Execution of the circuit board is the key to a low noise design and the MKII has all these considerations in spades. PS Engineers cleaned the decks, rolled up their sleeves and created an entirely new design for the digital processing board from scratch. Special attention was paid to a low noise design that included the addition of 11 new spot regulators, matched and measured PCB traces in critical areas to minimize reflections and maintain proper impedances and superior capacitive bypass techniques using low ESR capacitors in critical areas.
The MKII digital processing board has 10dB lower emitted radiated digital noise than its predecessor, the MKI and this lowered noise is due entirely to careful design, spot regulation and matched traces in critical areas.
The MKII upgrade is self contained on a single PC board that is quite easy to remove the old and add the new. When we start to ship the upgrade kits, we will have a full online video tutorial as well as written documentation to show you how easy the process is. For many of you, this is old hat and something you look forward to. For others it may be a bit frightening and in that case we can do it for you as can your dealer. So, the upgrade is going to be easy, one way or the other.
The MKII digital processing board is the top board inside the PWD and is connected with plugin connectors. All that’s required is to remove the top cover of the DAC, disconnect the plugin connectors, remove the back panel connector locking hardware and screws, pull out the old board and reverse the process to install the new one. It’s that simple. Once the unit is back together, you load new supplied software with the rear SD card and you are done and ready to enjoy your new PerfectWave Mark II DAC.

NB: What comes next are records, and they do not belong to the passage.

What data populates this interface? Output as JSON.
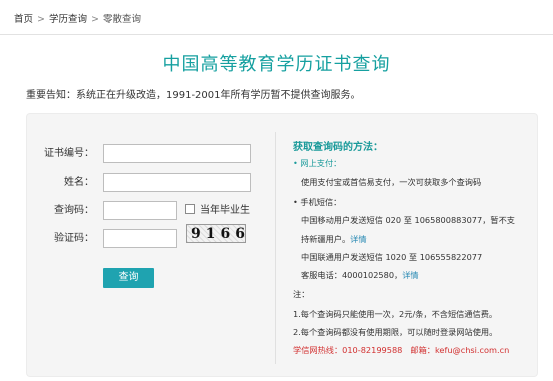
{
  "breadcrumb": {
    "home": "首页",
    "level2": "学历查询",
    "current": "零散查询",
    "separator": ">"
  },
  "page": {
    "title": "中国高等教育学历证书查询",
    "notice": "重要告知：系统正在升级改造，1991-2001年所有学历暂不提供查询服务。"
  },
  "form": {
    "cert_label": "证书编号：",
    "name_label": "姓名：",
    "code_label": "查询码：",
    "graduate_label": "当年毕业生",
    "captcha_label": "验证码：",
    "captcha_text": "9166",
    "submit_label": "查询"
  },
  "help": {
    "title": "获取查询码的方法：",
    "online_title": "• 网上支付：",
    "online_desc": "使用支付宝或首信易支付，一次可获取多个查询码",
    "sms_title": "• 手机短信：",
    "mobile_line1": "中国移动用户发送短信 020 至 1065800883077，暂不支",
    "mobile_line2": "持新疆用户。",
    "details_link": "详情",
    "unicom_line": "中国联通用户发送短信 1020 至 106555822077",
    "service_line": "客服电话：4000102580，",
    "note_title": "注：",
    "note1": "1.每个查询码只能使用一次，2元/条，不含短信通信费。",
    "note2": "2.每个查询码都没有使用期限，可以随时登录网站使用。",
    "hotline": "学信网热线：010-82199588",
    "email": "邮箱：kefu@chsi.com.cn"
  },
  "colors": {
    "accent": "#16a0a0",
    "button": "#1fa3b0",
    "link": "#2a8ab4",
    "hotline": "#d23030"
  }
}
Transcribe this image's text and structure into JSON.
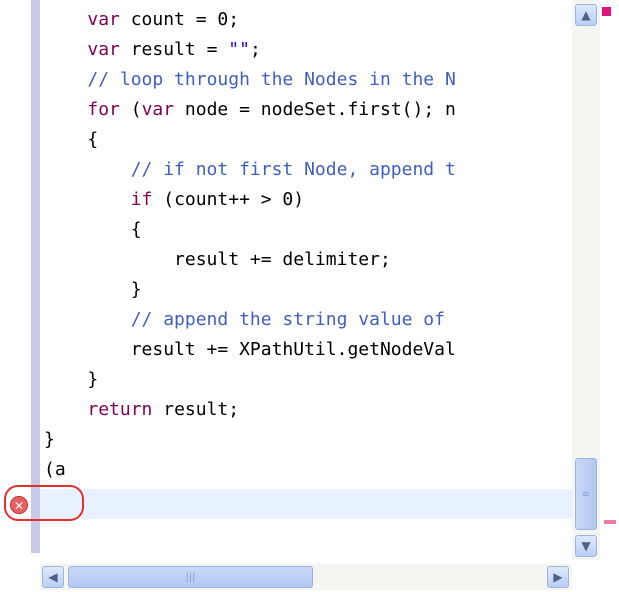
{
  "editor": {
    "lines": [
      {
        "id": "l1",
        "indent": "    ",
        "parts": [
          {
            "t": "kw",
            "v": "var"
          },
          {
            "t": "tx",
            "v": " count = 0;"
          }
        ]
      },
      {
        "id": "l2",
        "indent": "    ",
        "parts": [
          {
            "t": "kw",
            "v": "var"
          },
          {
            "t": "tx",
            "v": " result = "
          },
          {
            "t": "str",
            "v": "\"\""
          },
          {
            "t": "tx",
            "v": ";"
          }
        ]
      },
      {
        "id": "l3",
        "indent": "    ",
        "parts": [
          {
            "t": "cm",
            "v": "// loop through the Nodes in the N"
          }
        ]
      },
      {
        "id": "l4",
        "indent": "    ",
        "parts": [
          {
            "t": "kw",
            "v": "for"
          },
          {
            "t": "tx",
            "v": " ("
          },
          {
            "t": "kw",
            "v": "var"
          },
          {
            "t": "tx",
            "v": " node = nodeSet.first(); n"
          }
        ]
      },
      {
        "id": "l5",
        "indent": "    ",
        "parts": [
          {
            "t": "tx",
            "v": "{"
          }
        ]
      },
      {
        "id": "l6",
        "indent": "        ",
        "parts": [
          {
            "t": "cm",
            "v": "// if not first Node, append t"
          }
        ]
      },
      {
        "id": "l7",
        "indent": "        ",
        "parts": [
          {
            "t": "kw",
            "v": "if"
          },
          {
            "t": "tx",
            "v": " (count++ > 0)"
          }
        ]
      },
      {
        "id": "l8",
        "indent": "        ",
        "parts": [
          {
            "t": "tx",
            "v": "{"
          }
        ]
      },
      {
        "id": "l9",
        "indent": "            ",
        "parts": [
          {
            "t": "tx",
            "v": "result += delimiter;"
          }
        ]
      },
      {
        "id": "l10",
        "indent": "        ",
        "parts": [
          {
            "t": "tx",
            "v": "}"
          }
        ]
      },
      {
        "id": "l11",
        "indent": "        ",
        "parts": [
          {
            "t": "cm",
            "v": "// append the string value of"
          }
        ]
      },
      {
        "id": "l12",
        "indent": "        ",
        "parts": [
          {
            "t": "tx",
            "v": "result += XPathUtil.getNodeVal"
          }
        ]
      },
      {
        "id": "l13",
        "indent": "    ",
        "parts": [
          {
            "t": "tx",
            "v": "}"
          }
        ]
      },
      {
        "id": "l14",
        "indent": "    ",
        "parts": [
          {
            "t": "kw",
            "v": "return"
          },
          {
            "t": "tx",
            "v": " result;"
          }
        ]
      },
      {
        "id": "l15",
        "indent": "",
        "parts": [
          {
            "t": "tx",
            "v": "}"
          }
        ]
      },
      {
        "id": "l16",
        "indent": "",
        "parts": [
          {
            "t": "tx",
            "v": "(a"
          }
        ]
      },
      {
        "id": "l17",
        "indent": "",
        "parts": [
          {
            "t": "tx",
            "v": ""
          }
        ]
      }
    ]
  },
  "error_marker": {
    "icon": "error-icon",
    "glyph": "✕"
  },
  "scrollbars": {
    "up_glyph": "▲",
    "down_glyph": "▼",
    "left_glyph": "◀",
    "right_glyph": "▶",
    "grip_glyph": "≡",
    "hgrip_glyph": "|||"
  },
  "colors": {
    "keyword": "#7f0055",
    "comment": "#3f5fbf",
    "string": "#2a00ff",
    "error": "#e23030",
    "current_line": "#e8f2fe"
  }
}
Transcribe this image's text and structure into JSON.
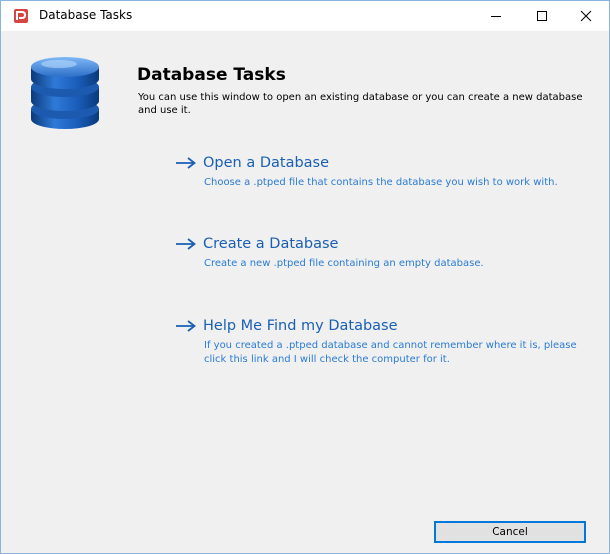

For those ready to take advantage of the reduced early adopter pricing and self-install, click the link and get started. If you prefer to wait for PS or your dealer to help, this service will be available on January 1, 2012.